IN RE: BEATY'S ESTATE. BEATY et al. v. LEWIS.
Decedent, Ida M. Beaty, died on February 23, 1936, leaving an holographic instrument as follows:
“481—E. 42nd St.
“Los Angeles Cal.
“Nov 11th 1934.
“I was sick all night. My stomach (Indigestion) If I should pass out send for Stella and family to come out and keep house for you.
“Keep the Home and all of you live here do not give away my things that I have had so long.
“There is money in the lock box to pay the taxes and assessment.
“Lay me beside my dear Husband. be good and dont worry about me Just carry on as I have done.
“Your Loving Sister
“Mr. William H. Lewis.”
Said Ida M. Beaty was the second wife of one William Beaty who died on April 3, 1929; there were no children of this marriage.

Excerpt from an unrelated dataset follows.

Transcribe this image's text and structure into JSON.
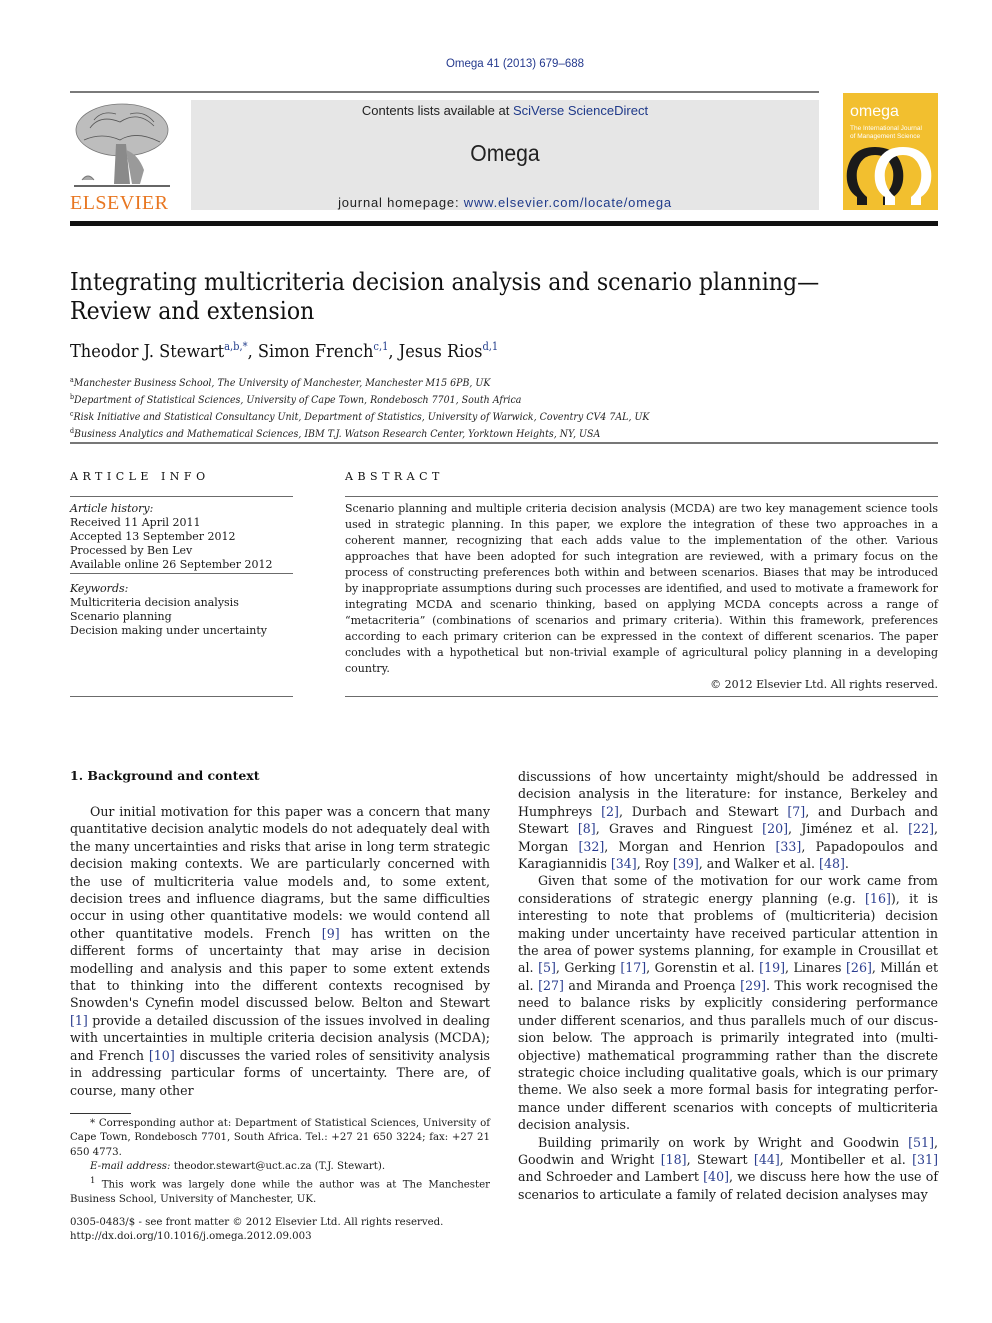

The above instrument was admitted to probate as decedent's last will and testament, and letters testamentary were issued to William H. Lewis, the brother of decedent, who qualified as executor. On January 19, 1937, said executor filed his petition for construction of the will and determination of heirship to the estate. Appellants herein, the children and heirs at law of William Beaty by his first wife, contested the petition of the executor on the grounds that the holographic instrument did not purport to dispose of any portion of decedent's estate save and excepting the mention of a home; that with reference to such home said instrument was indefinite, ambiguous and uncertain, and was not legally sufficient to pass title; that said Ida M. Beaty died intestate; that all of the estate was the separate property of William Beaty, deceased; and that pursuant to section 229 of the Probate Code, appellants, as the children and heirs at law of William Beaty, deceased, were entitled to succeed to that portion of the estate which was formerly the separate property of said William Beaty.

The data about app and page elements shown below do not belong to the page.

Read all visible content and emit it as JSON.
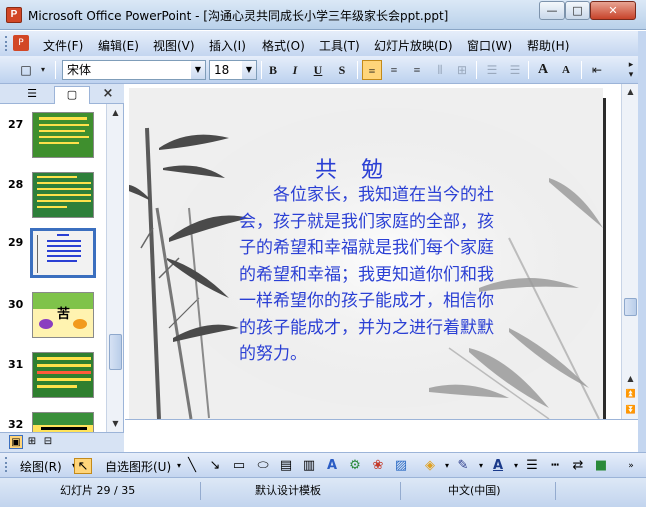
{
  "window": {
    "title": "Microsoft Office PowerPoint - [沟通心灵共同成长小学三年级家长会ppt.ppt]",
    "app_icon": "P",
    "minimize": "—",
    "maximize": "□",
    "close": "✕"
  },
  "menu": {
    "items": [
      {
        "label": "文件(F)"
      },
      {
        "label": "编辑(E)"
      },
      {
        "label": "视图(V)"
      },
      {
        "label": "插入(I)"
      },
      {
        "label": "格式(O)"
      },
      {
        "label": "工具(T)"
      },
      {
        "label": "幻灯片放映(D)"
      },
      {
        "label": "窗口(W)"
      },
      {
        "label": "帮助(H)"
      }
    ]
  },
  "toolbar": {
    "font_name": "宋体",
    "font_size": "18",
    "bold": "B",
    "italic": "I",
    "underline": "U",
    "shadow": "S",
    "align_left": "≡",
    "align_center": "≡",
    "align_right": "≡",
    "distribute": "⊞",
    "numbering": "☰",
    "bullets": "☰",
    "grow_font": "A",
    "shrink_font": "A",
    "decrease_indent": "⇤"
  },
  "outline_tabs": {
    "outline_tab": "☰",
    "slides_tab": "▢",
    "close": "×"
  },
  "thumbnails": [
    {
      "number": "27",
      "bg": "#3f8f2e",
      "selected": false
    },
    {
      "number": "28",
      "bg": "#2e7f3a",
      "selected": false
    },
    {
      "number": "29",
      "bg": "#f2f2f2",
      "selected": true
    },
    {
      "number": "30",
      "bg": "#ffd84a",
      "selected": false,
      "caption": "苦"
    },
    {
      "number": "31",
      "bg": "#2f7f2f",
      "selected": false
    },
    {
      "number": "32",
      "bg": "#ffe35a",
      "selected": false
    }
  ],
  "slide": {
    "title": "共勉",
    "body": "　　各位家长，我知道在当今的社会，孩子就是我们家庭的全部，孩子的希望和幸福就是我们每个家庭的希望和幸福；我更知道你们和我一样希望你的孩子能成才，相信你的孩子能成才，并为之进行着默默的努力。",
    "text_color": "#2a3fd4"
  },
  "drawing_toolbar": {
    "draw_label": "绘图(R)",
    "autoshapes_label": "自选图形(U)"
  },
  "status": {
    "slide_info": "幻灯片 29 / 35",
    "design": "默认设计模板",
    "language": "中文(中国)"
  }
}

The trial court found and concluded as a matter of law, in substance, that Ida M. Beaty died on or about February 23, 1936, leaving the above holographic instrument which was properly admitted to probate as her last will and testament, and that neither of the answering parties, appellants herein, were entitled to succeed to any part of the estate, but that the will devised to William H. Lewis the home place where the testatrix was residing at the time of her death.
Inasmuch as the appeal is to be determined on the judgment roll alone, it must be assumed that the evidence supports the findings, and an examination of the findings shows that such findings amply support the judgment.
The authorities relied upon by appellants, in support of the contention that the above instrument admitted to probate is insufficient to constitute a testamentary disposition, are of little, if any, assistance. Manifestly no two of such instruments are alike, and although the authorities are useful as a guide they are by no means conclusive. The trial court's conclusion that the instrument in question herein amounted to a testamentary disposition, and expressed the will of the testatrix, is abundantly supported by the judgment roll and the law.
Appellants' claim to succeed to any portion of the estate by reason of the provisions of section 229 of the Probate Code is without merit. Under such circumstances the burden was on appellants to establish such a right, and it must be assumed from the record on the appeal, the judgment roll alone, that the court's findings against appellants in this regard are supported by the evidence. The agreement which was in evidence at the hearing, between appellants and the deceased with regard to the property now claimed by appellants, is sufficient to support the trial court's conclusion in favor of respondent.
For the foregoing reasons the judgment is affirmed.
We concur: YORK, P.J.; WHITE, J.